* PROVIDED RECORDS *
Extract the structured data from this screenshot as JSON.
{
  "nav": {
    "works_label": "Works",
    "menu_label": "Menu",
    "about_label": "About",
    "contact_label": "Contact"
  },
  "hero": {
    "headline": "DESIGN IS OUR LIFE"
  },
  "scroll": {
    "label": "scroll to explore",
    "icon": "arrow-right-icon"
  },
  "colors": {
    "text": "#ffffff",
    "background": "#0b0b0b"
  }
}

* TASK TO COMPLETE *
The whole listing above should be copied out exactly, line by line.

* RESPONSE AREA *
Extract the structured data from this screenshot as JSON.
{
  "nav": {
    "works_label": "Works",
    "menu_label": "Menu",
    "about_label": "About",
    "contact_label": "Contact"
  },
  "hero": {
    "headline": "DESIGN IS OUR LIFE"
  },
  "scroll": {
    "label": "scroll to explore",
    "icon": "arrow-right-icon"
  },
  "colors": {
    "text": "#ffffff",
    "background": "#0b0b0b"
  }
}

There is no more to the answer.